-- How to complete this task --
Extract all records. Keep each one exact.

======

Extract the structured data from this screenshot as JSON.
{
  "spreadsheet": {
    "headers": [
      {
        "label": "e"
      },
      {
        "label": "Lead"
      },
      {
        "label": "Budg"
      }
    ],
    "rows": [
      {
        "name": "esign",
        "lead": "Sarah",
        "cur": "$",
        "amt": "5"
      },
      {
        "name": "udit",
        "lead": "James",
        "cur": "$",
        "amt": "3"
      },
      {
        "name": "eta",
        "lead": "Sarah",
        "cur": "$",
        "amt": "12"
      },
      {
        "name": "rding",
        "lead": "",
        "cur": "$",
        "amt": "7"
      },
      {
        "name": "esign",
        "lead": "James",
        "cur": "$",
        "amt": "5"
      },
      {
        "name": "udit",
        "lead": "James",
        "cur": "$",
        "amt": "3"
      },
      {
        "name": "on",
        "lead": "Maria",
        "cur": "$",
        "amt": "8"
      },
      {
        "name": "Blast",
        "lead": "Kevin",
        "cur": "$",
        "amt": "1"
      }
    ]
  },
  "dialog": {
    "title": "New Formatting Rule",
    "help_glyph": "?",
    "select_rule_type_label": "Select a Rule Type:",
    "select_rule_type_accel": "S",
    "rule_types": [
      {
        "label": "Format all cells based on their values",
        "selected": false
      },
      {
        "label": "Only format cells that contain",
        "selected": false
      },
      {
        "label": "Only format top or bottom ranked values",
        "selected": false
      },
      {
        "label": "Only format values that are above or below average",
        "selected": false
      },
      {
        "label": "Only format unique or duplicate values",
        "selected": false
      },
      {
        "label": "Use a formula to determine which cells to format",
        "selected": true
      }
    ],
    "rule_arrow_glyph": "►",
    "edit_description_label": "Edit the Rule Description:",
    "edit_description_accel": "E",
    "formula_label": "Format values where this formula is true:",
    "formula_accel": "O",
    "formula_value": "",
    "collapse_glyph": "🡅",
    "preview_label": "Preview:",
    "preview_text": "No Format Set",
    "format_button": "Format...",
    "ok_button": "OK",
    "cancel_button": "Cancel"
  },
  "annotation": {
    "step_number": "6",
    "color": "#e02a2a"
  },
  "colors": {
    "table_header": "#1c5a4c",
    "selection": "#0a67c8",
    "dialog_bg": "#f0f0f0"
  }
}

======

-- Solution --
Extract the structured data from this screenshot as JSON.
{
  "spreadsheet": {
    "headers": [
      {
        "label": "e"
      },
      {
        "label": "Lead"
      },
      {
        "label": "Budg"
      }
    ],
    "rows": [
      {
        "name": "esign",
        "lead": "Sarah",
        "cur": "$",
        "amt": "5"
      },
      {
        "name": "udit",
        "lead": "James",
        "cur": "$",
        "amt": "3"
      },
      {
        "name": "eta",
        "lead": "Sarah",
        "cur": "$",
        "amt": "12"
      },
      {
        "name": "rding",
        "lead": "",
        "cur": "$",
        "amt": "7"
      },
      {
        "name": "esign",
        "lead": "James",
        "cur": "$",
        "amt": "5"
      },
      {
        "name": "udit",
        "lead": "James",
        "cur": "$",
        "amt": "3"
      },
      {
        "name": "on",
        "lead": "Maria",
        "cur": "$",
        "amt": "8"
      },
      {
        "name": "Blast",
        "lead": "Kevin",
        "cur": "$",
        "amt": "1"
      }
    ]
  },
  "dialog": {
    "title": "New Formatting Rule",
    "help_glyph": "?",
    "select_rule_type_label": "Select a Rule Type:",
    "select_rule_type_accel": "S",
    "rule_types": [
      {
        "label": "Format all cells based on their values",
        "selected": false
      },
      {
        "label": "Only format cells that contain",
        "selected": false
      },
      {
        "label": "Only format top or bottom ranked values",
        "selected": false
      },
      {
        "label": "Only format values that are above or below average",
        "selected": false
      },
      {
        "label": "Only format unique or duplicate values",
        "selected": false
      },
      {
        "label": "Use a formula to determine which cells to format",
        "selected": true
      }
    ],
    "rule_arrow_glyph": "►",
    "edit_description_label": "Edit the Rule Description:",
    "edit_description_accel": "E",
    "formula_label": "Format values where this formula is true:",
    "formula_accel": "O",
    "formula_value": "",
    "collapse_glyph": "🡅",
    "preview_label": "Preview:",
    "preview_text": "No Format Set",
    "format_button": "Format...",
    "ok_button": "OK",
    "cancel_button": "Cancel"
  },
  "annotation": {
    "step_number": "6",
    "color": "#e02a2a"
  },
  "colors": {
    "table_header": "#1c5a4c",
    "selection": "#0a67c8",
    "dialog_bg": "#f0f0f0"
  }
}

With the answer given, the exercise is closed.